### [Dataset records]
=== Begin Enclosure ===
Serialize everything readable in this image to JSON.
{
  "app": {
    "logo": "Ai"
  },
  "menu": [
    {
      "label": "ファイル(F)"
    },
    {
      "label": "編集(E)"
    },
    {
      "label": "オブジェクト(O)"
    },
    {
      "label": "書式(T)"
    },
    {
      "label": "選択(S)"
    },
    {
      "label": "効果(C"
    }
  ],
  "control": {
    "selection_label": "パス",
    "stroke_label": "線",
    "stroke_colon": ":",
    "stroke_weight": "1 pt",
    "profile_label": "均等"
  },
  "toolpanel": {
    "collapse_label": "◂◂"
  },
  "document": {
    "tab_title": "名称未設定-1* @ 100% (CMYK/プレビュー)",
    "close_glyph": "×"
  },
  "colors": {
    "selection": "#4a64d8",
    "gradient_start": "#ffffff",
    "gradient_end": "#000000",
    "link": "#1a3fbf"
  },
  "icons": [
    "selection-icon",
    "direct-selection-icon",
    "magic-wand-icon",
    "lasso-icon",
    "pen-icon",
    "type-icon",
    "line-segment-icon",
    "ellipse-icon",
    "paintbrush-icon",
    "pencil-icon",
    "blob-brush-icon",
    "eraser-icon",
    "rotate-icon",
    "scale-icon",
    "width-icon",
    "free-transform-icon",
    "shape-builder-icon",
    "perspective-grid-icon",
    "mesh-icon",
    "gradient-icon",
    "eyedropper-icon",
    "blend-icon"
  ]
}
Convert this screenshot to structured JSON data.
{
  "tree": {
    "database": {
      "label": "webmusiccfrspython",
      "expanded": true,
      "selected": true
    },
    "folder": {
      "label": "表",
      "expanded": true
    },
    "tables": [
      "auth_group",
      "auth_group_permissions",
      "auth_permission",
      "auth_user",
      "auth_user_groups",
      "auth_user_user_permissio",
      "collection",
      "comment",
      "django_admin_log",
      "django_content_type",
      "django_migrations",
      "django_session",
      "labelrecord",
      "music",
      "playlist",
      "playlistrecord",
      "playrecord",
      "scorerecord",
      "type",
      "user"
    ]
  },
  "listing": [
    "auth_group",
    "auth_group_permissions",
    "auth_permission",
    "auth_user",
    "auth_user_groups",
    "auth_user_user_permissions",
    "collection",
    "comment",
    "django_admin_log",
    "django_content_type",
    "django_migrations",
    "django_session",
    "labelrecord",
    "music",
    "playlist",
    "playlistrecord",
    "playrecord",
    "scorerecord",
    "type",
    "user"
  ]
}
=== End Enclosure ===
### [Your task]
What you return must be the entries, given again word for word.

### [Answer to this problem]
Serialize everything readable in this image to JSON.
{
  "app": {
    "logo": "Ai"
  },
  "menu": [
    {
      "label": "ファイル(F)"
    },
    {
      "label": "編集(E)"
    },
    {
      "label": "オブジェクト(O)"
    },
    {
      "label": "書式(T)"
    },
    {
      "label": "選択(S)"
    },
    {
      "label": "効果(C"
    }
  ],
  "control": {
    "selection_label": "パス",
    "stroke_label": "線",
    "stroke_colon": ":",
    "stroke_weight": "1 pt",
    "profile_label": "均等"
  },
  "toolpanel": {
    "collapse_label": "◂◂"
  },
  "document": {
    "tab_title": "名称未設定-1* @ 100% (CMYK/プレビュー)",
    "close_glyph": "×"
  },
  "colors": {
    "selection": "#4a64d8",
    "gradient_start": "#ffffff",
    "gradient_end": "#000000",
    "link": "#1a3fbf"
  },
  "icons": [
    "selection-icon",
    "direct-selection-icon",
    "magic-wand-icon",
    "lasso-icon",
    "pen-icon",
    "type-icon",
    "line-segment-icon",
    "ellipse-icon",
    "paintbrush-icon",
    "pencil-icon",
    "blob-brush-icon",
    "eraser-icon",
    "rotate-icon",
    "scale-icon",
    "width-icon",
    "free-transform-icon",
    "shape-builder-icon",
    "perspective-grid-icon",
    "mesh-icon",
    "gradient-icon",
    "eyedropper-icon",
    "blend-icon"
  ]
}
Convert this screenshot to structured JSON data.
{
  "tree": {
    "database": {
      "label": "webmusiccfrspython",
      "expanded": true,
      "selected": true
    },
    "folder": {
      "label": "表",
      "expanded": true
    },
    "tables": [
      "auth_group",
      "auth_group_permissions",
      "auth_permission",
      "auth_user",
      "auth_user_groups",
      "auth_user_user_permissio",
      "collection",
      "comment",
      "django_admin_log",
      "django_content_type",
      "django_migrations",
      "django_session",
      "labelrecord",
      "music",
      "playlist",
      "playlistrecord",
      "playrecord",
      "scorerecord",
      "type",
      "user"
    ]
  },
  "listing": [
    "auth_group",
    "auth_group_permissions",
    "auth_permission",
    "auth_user",
    "auth_user_groups",
    "auth_user_user_permissions",
    "collection",
    "comment",
    "django_admin_log",
    "django_content_type",
    "django_migrations",
    "django_session",
    "labelrecord",
    "music",
    "playlist",
    "playlistrecord",
    "playrecord",
    "scorerecord",
    "type",
    "user"
  ]
}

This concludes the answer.